EXERCISE REQUIREMENTS: Keep only the lines that hold the string "Airbag", filtering out the rest of the entries below.

Collection entries:
+++++

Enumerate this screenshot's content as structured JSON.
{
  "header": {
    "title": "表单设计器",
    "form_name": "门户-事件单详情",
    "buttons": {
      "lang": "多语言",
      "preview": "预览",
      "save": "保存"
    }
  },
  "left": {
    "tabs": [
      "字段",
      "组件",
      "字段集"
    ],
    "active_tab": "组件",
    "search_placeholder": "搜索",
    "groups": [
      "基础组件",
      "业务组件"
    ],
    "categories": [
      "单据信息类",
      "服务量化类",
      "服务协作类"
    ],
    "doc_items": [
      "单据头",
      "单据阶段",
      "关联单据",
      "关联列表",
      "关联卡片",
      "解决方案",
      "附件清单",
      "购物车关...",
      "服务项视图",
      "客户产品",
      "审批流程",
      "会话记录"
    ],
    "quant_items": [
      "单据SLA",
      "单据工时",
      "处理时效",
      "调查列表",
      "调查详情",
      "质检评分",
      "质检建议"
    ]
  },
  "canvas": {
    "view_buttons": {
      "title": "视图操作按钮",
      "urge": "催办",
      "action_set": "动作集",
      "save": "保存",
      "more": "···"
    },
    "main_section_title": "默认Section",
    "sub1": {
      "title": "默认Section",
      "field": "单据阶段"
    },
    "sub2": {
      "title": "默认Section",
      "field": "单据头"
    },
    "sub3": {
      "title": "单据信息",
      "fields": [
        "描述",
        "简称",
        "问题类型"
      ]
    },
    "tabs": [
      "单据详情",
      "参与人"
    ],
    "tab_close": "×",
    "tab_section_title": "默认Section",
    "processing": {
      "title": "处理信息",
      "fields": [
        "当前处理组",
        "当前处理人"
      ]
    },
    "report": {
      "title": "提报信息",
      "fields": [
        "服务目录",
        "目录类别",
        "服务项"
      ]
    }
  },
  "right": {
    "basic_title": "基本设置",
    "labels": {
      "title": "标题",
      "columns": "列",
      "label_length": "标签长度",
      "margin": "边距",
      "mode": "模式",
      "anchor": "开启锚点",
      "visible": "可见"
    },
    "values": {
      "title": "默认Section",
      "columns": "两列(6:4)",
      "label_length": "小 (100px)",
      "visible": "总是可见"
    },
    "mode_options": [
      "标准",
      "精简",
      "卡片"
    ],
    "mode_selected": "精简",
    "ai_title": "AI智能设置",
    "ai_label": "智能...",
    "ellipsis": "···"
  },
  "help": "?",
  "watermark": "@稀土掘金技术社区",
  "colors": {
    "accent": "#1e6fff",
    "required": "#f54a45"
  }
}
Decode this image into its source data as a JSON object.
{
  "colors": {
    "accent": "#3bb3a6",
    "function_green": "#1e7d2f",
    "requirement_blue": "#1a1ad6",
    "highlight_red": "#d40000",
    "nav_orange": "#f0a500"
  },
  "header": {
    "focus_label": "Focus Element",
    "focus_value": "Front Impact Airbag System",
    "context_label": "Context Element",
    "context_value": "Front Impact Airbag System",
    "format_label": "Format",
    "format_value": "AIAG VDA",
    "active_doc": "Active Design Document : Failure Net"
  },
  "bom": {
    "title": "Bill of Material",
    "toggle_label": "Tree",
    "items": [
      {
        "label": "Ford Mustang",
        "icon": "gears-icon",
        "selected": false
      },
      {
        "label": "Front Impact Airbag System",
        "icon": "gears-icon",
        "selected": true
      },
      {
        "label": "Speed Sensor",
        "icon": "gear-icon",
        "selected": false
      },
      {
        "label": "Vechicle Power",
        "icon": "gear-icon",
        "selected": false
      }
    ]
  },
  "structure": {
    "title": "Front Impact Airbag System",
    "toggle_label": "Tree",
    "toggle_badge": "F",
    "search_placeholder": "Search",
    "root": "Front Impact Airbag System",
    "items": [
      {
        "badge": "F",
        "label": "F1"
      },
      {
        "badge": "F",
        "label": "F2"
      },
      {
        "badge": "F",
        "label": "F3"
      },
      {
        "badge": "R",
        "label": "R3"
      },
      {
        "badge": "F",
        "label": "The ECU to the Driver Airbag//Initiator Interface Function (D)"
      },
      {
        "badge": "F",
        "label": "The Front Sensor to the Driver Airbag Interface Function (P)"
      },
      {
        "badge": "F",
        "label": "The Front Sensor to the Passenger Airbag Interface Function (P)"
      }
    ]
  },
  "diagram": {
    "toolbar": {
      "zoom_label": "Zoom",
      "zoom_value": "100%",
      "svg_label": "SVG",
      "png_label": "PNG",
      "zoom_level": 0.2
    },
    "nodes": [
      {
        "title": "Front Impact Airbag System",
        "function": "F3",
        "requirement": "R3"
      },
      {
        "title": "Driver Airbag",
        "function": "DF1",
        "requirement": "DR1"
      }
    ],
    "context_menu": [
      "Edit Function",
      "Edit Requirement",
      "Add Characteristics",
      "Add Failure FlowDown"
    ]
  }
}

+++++

ANSWER BELOW:
    "focus_value": "Front Impact Airbag System",
    "context_value": "Front Impact Airbag System",
        "label": "Front Impact Airbag System",
    "title": "Front Impact Airbag System",
    "root": "Front Impact Airbag System",
        "label": "The ECU to the Driver Airbag//Initiator Interface Function (D)"
        "label": "The Front Sensor to the Driver Airbag Interface Function (P)"
        "label": "The Front Sensor to the Passenger Airbag Interface Function (P)"
        "title": "Front Impact Airbag System",
        "title": "Driver Airbag",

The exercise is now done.